(“Lumen Gentium,” 57), the Catechism continues, “Mary’s role in the Church is inseparable from her union with Christ and flows directly from it…This union of the mother with the Son in the work of salvation is made manifest from the time of Christ’s virginal conception up to his death” (ccc 964). The “Dogmatic Constitution on the Church” teaches us that following the Ascension of Jesus into heaven, Mary stayed with the members of the infant Church and helped them “by her prayers” (“Lumen Gentium,” 69). In her association with the apostles and several women, “we also see Mary by her prayers imploring the gift of the Spirit, who had already overshadowed her in the Annunciation” (ccc 965). Three main points considered in this section of the Catechism on Mary, the Mother of God, include: 1. By pronouncing her “fiat” at the Annunciation and giving her consent to the Incarnation, Mary was already collaborating with the whole work her Son was to accomplish. She is mother wherever he is Savior and head of the Mystical Body (ccc 973).

2. The Most Blessed Virgin Mary, when the course of her earthly life was completed, was taken up body and soul into the glory of heaven, where she already shares in the glory of her Son’s Resurrection, anticipating the resurrection of all members of his Body (ccc 974). 3. The Holy Mother of God, the new Eve, Mother of the Church, continues in heaven to exercise her maternal role on behalf of the members of Christ (Paul VI, CPG § 15) (ccc 975).

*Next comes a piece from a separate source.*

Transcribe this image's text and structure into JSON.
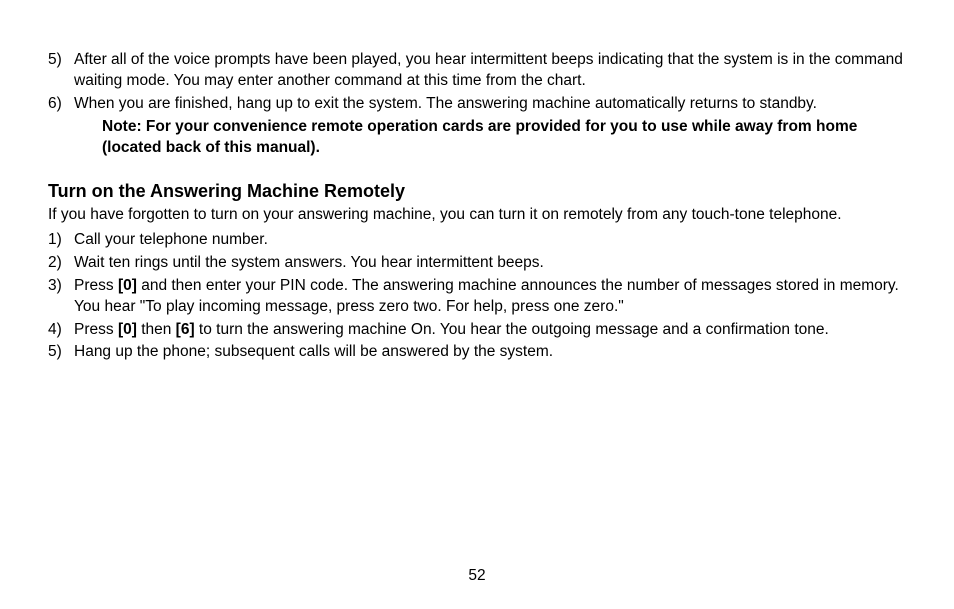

Mary, the first and most perfect disciple, has been honored by followers of Christ from the earliest days of the Church, most especially with the title “Mother of God” (ccc 971). Other titles by which Mary has been honored include that of “Advocate, Helper, Benefactress, and Mediatrix” (ccc 969). From her present place in heaven, “in the glory which she possesses in body and soul” (ccc 972), “the Church is awaited by the one she venerates as Mother of her Lord and as her own mother” (ccc 972). To say it another way, where Mary has gone with a glorified body and soul, we hope to follow one day with a glorified body and soul.

The Catechism explains

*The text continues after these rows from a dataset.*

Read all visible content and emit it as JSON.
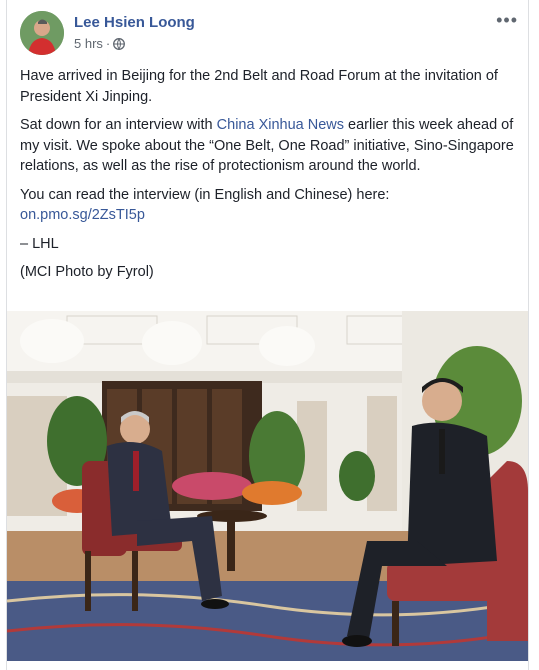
{
  "post": {
    "author": "Lee Hsien Loong",
    "timestamp": "5 hrs",
    "separator": "·",
    "privacy_icon": "globe-icon",
    "more_icon": "•••",
    "paragraphs": {
      "p1": "Have arrived in Beijing for the 2nd Belt and Road Forum at the invitation of President Xi Jinping.",
      "p2_before": "Sat down for an interview with ",
      "p2_link": "China Xinhua News",
      "p2_after": " earlier this week ahead of my visit. We spoke about the “One Belt, One Road” initiative, Sino-Singapore relations, as well as the rise of protectionism around the world.",
      "p3": "You can read the interview (in English and Chinese) here:",
      "p3_link": "on.pmo.sg/2ZsTI5p",
      "p4": "– LHL",
      "p5": "(MCI Photo by Fyrol)"
    }
  },
  "colors": {
    "link": "#385898",
    "meta": "#606770",
    "text": "#1d2129",
    "border": "#dddfe2"
  }
}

further that by the Virgin Mary’s total commitment to the Father’s will, to the redemptive work of God’s Son, and to every prompting of the Holy Spirit, she “is the Church’s model of faith and charity” (ccc 967). Therefore, the Church rightly honors her “with special devotion” (ccc 971).

One of the final passages in this section reminds us that Mary, “in the glory which she possesses in body and soul in heaven, is the image and beginning of the Church as it is to be perfected in the world to come” (ccc 972). In this regard, Mary serves as “a sign of certain hope and comfort to (us), the pilgrim People” (ccc 972).

To summarize, “the Immaculate Virgin, preserved free from all stain of original sin, when the course of her earthly life was finished, was taken up body and soul into heavenly glory, and exalted by the Lord as Queen over all things, so that she might be the more fully conformed to her Son, the Lord of lords and conqueror of sin and death” (ccc 966). The Assumption of the Blessed Virgin is a singular participation in her Son’s Resurrection and an anticipation of the resurrection of other Christians.

As we imitate Mary in all things, may we echo her “fiat” through our discipleship: “Behold, I am the servant of the Lord; let it be done to me according to the will of God” (see Lk 1:38).

Father Hillier serves as Director of the Office of the Pontifical Mission Societies, Censor Librorum and oversees the Office for Persons with Disabilities